Once contagion spread it all came apart very quickly, and the concerns raised by continental union officials in February proved well-founded.
Wages being paid late, customers paying the bank directly, key suppliers not kept in the loop. Once things get to this stage it rarely turns out well.
When former Polestar executive Peter Andreou arrived at the business in the summer of 2016 on a mission to consolidate the European high-volume printing industry, it felt like he was trying to out-Walstead Walstead.
Unfortunately for Circle’s staff and suppliers, trying to be Walstead doesn’t make you Walstead. From the sidelines, it felt like Circle Media bought too much, too quickly and then didn’t have the cash or management bandwidth to restructure its purchases.
Meanwhile, volumes at that end of the market continue to decline, and we’re in the midst of another adjustment – compare and contrast the current carnage and uncertainty at Circle Media with the phased shutdown over two years of Bertelsmann Printing Group’s Nuremberg gravure site, where the company is standing by all of its obligations and everyone is fully informed.
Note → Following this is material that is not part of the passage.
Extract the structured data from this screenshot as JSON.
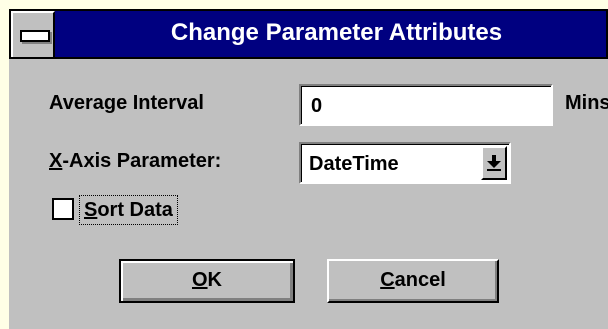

Key learnings for print bosses of all sizes? You can’t acquire your way out of trouble, and if you do acquire you need a clear plan about how that will deliver real business benefits. And then you need the funds and the wherewithal to make it happen.